A great ballad can teach us about the power of what is unsaid in conveying the real story in any conversation. For writers, we can benefit from leaving information out as much as from telling the whole story. Here, I deconstruct the haunting classic, Ode to Billy Joe to show you how that works.
It’s not very fashionable but I love good ol’ country and western music – yeehaw! There are many reasons – the heartache, the emotion worn on the plaid sleeve, the humour plus toe tapping tunes, steel string guitars and that twanging honky tonk sound – but most of all, I love the stories that the best songs tell.
They are like short stories told in 3 minutes with a sing-alongable chorus.
Here’s what I mean. Take Billy Gentry’s Ode to Billie Joe.
Sung in a low key, undramatic tone, with a simple acoustic guitar and the occasional orchestral cascade to underscore the epic quality of this ordinary story, it evokes mystery, tragedy and horror within the mundane details of the ballad.
The narrator is a young girl from poor farming folk and life is hard – we know all this within the first few lines: a brilliant piece of scene setting. It’s dinner time and during the mundane talk at the table we learn that Billy Joe McAllister has jumped off the Tallahatchee bridge. It is simply mentioned in passing and the family carry on – “pass the biscuits please”, says Papa.

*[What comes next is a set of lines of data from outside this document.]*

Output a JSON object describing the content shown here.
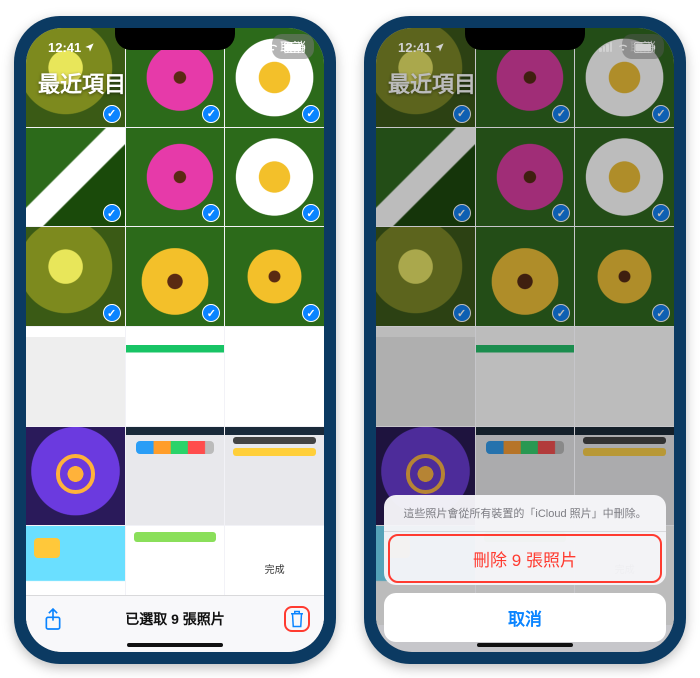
{
  "status": {
    "time": "12:41",
    "location_icon": "location-arrow",
    "signal": 4,
    "wifi": true,
    "battery": 100
  },
  "header": {
    "album_title": "最近項目",
    "cancel_label": "取消"
  },
  "grid": {
    "selected_count": 9,
    "thumbs": [
      {
        "kind": "photo",
        "bg": "f1",
        "selected": true
      },
      {
        "kind": "photo",
        "bg": "f2",
        "selected": true
      },
      {
        "kind": "photo",
        "bg": "f3",
        "selected": true
      },
      {
        "kind": "photo",
        "bg": "f4",
        "selected": true
      },
      {
        "kind": "photo",
        "bg": "f2",
        "selected": true
      },
      {
        "kind": "photo",
        "bg": "f3",
        "selected": true
      },
      {
        "kind": "photo",
        "bg": "f1",
        "selected": true
      },
      {
        "kind": "photo",
        "bg": "f5",
        "selected": true
      },
      {
        "kind": "photo",
        "bg": "f6",
        "selected": true
      },
      {
        "kind": "screenshot",
        "bg": "ss2",
        "selected": false
      },
      {
        "kind": "screenshot",
        "bg": "ss1",
        "selected": false
      },
      {
        "kind": "screenshot",
        "bg": "ss3",
        "selected": false
      },
      {
        "kind": "screenshot",
        "bg": "ss4",
        "selected": false
      },
      {
        "kind": "screenshot",
        "bg": "ss5",
        "selected": false
      },
      {
        "kind": "screenshot",
        "bg": "ss6",
        "selected": false
      },
      {
        "kind": "screenshot",
        "bg": "ss7",
        "selected": false
      },
      {
        "kind": "screenshot",
        "bg": "ss8",
        "selected": false
      },
      {
        "kind": "screenshot",
        "bg": "ss9",
        "selected": false
      }
    ]
  },
  "toolbar": {
    "share_icon": "share",
    "selection_label": "已選取 9 張照片",
    "trash_icon": "trash"
  },
  "action_sheet": {
    "message": "這些照片會從所有裝置的「iCloud 照片」中刪除。",
    "delete_label": "刪除 9 張照片",
    "cancel_label": "取消"
  }
}
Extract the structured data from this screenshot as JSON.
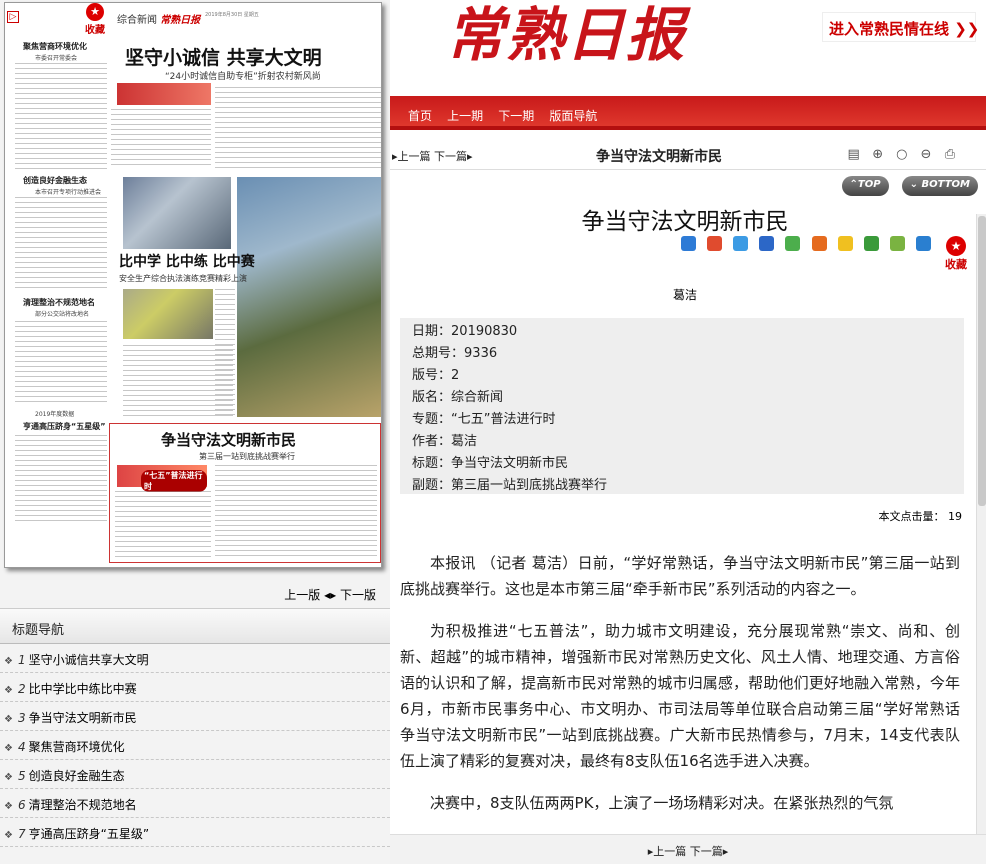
{
  "left": {
    "thumbnail": {
      "fav_label": "收藏",
      "header_section": "综合新闻",
      "header_paper": "常熟日报",
      "header_date": "2019年8月30日 星期五",
      "headline1": "坚守小诚信  共享大文明",
      "headline1_sub": "“24小时诚信自助专柜”折射农村新风尚",
      "headline2": "比中学  比中练  比中赛",
      "headline2_sub": "安全生产综合执法演练竞赛精彩上演",
      "headline3": "争当守法文明新市民",
      "headline3_sub": "第三届一站到底挑战赛举行",
      "banner2_text": "“七五”普法进行时",
      "side_headlines": [
        {
          "title": "聚焦营商环境优化",
          "sub": "市委召开常委会"
        },
        {
          "title": "创造良好金融生态",
          "sub": "本市召开专项行动推进会"
        },
        {
          "title": "清理整治不规范地名",
          "sub": "部分公交站将改地名"
        },
        {
          "title": "亨通高压跻身“五星级”",
          "sub": "2019年度数据"
        }
      ]
    },
    "pager": {
      "prev": "上一版",
      "next": "下一版"
    },
    "title_nav": {
      "header": "标题导航",
      "items": [
        {
          "num": "1",
          "label": "坚守小诚信共享大文明"
        },
        {
          "num": "2",
          "label": "比中学比中练比中赛"
        },
        {
          "num": "3",
          "label": "争当守法文明新市民"
        },
        {
          "num": "4",
          "label": "聚焦营商环境优化"
        },
        {
          "num": "5",
          "label": "创造良好金融生态"
        },
        {
          "num": "6",
          "label": "清理整治不规范地名"
        },
        {
          "num": "7",
          "label": "亨通高压跻身“五星级”"
        }
      ]
    }
  },
  "right": {
    "logo": "常熟日报",
    "enter_link": "进入常熟民情在线 ❯❯",
    "nav": [
      "首页",
      "上一期",
      "下一期",
      "版面导航"
    ],
    "toolbar": {
      "prev": "上一篇",
      "next": "下一篇",
      "title": "争当守法文明新市民"
    },
    "top_label": "TOP",
    "bottom_label": "BOTTOM",
    "article": {
      "title": "争当守法文明新市民",
      "fav_label": "收藏",
      "author": "葛洁",
      "meta": [
        {
          "key": "日期",
          "value": "20190830"
        },
        {
          "key": "总期号",
          "value": "9336"
        },
        {
          "key": "版号",
          "value": "2"
        },
        {
          "key": "版名",
          "value": "综合新闻"
        },
        {
          "key": "专题",
          "value": "“七五”普法进行时"
        },
        {
          "key": "作者",
          "value": "葛洁"
        },
        {
          "key": "标题",
          "value": "争当守法文明新市民"
        },
        {
          "key": "副题",
          "value": "第三届一站到底挑战赛举行"
        }
      ],
      "clicks_label": "本文点击量：",
      "clicks": "19",
      "paragraphs": [
        "本报讯 （记者 葛洁）日前，“学好常熟话，争当守法文明新市民”第三届一站到底挑战赛举行。这也是本市第三届“牵手新市民”系列活动的内容之一。",
        "为积极推进“七五普法”，助力城市文明建设，充分展现常熟“崇文、尚和、创新、超越”的城市精神，增强新市民对常熟历史文化、风土人情、地理交通、方言俗语的认识和了解，提高新市民对常熟的城市归属感，帮助他们更好地融入常熟，今年6月，市新市民事务中心、市文明办、市司法局等单位联合启动第三届“学好常熟话 争当守法文明新市民”一站到底挑战赛。广大新市民热情参与，7月末，14支代表队伍上演了精彩的复赛对决，最终有8支队伍16名选手进入决赛。",
        "决赛中，8支队伍两两PK，上演了一场场精彩对决。在紧张热烈的气氛"
      ]
    },
    "footer": {
      "prev": "上一篇",
      "next": "下一篇"
    }
  }
}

Each stanza ends with a mention of Billy Joe and the bridge in amongst the banal details of black eyed peas and the county show and church. And the narrator suddenly loses her appetite – Mama says, “”I’ve been cookin’ all morning and you haven’t touched a single bite”
What is the connection between the girl and Billy Joe?
Is she the same girl who is seen with Billy Joe some time earlier up on Choctow Ridge?
Time passes. Her father dies from a virus. Her mother “doesn’t seem to wanna do much of anything”.
And the girl spends a lot of time now up on Choctow Ridge, throwing flowers into the river under the Tallahatchee bridge.
The mystery is never resolved, the questions never answered. And the ballad is the more evocative for it.
For writers and storytellers, the writing is a masterclass in economy and deadpan inference. What is not said is as powerful as what is said.
And for all of us, there is a lesson in the ballad about listening for the real story in any conversation – it may be lying in the silence or what is not fully spoken and in the body language and wordless actions and responses of the people around us.
You can watch Bobbie Gentry’s performance below or go over to Bobbie Gentry – Ode to Billy Joe on the Youtube site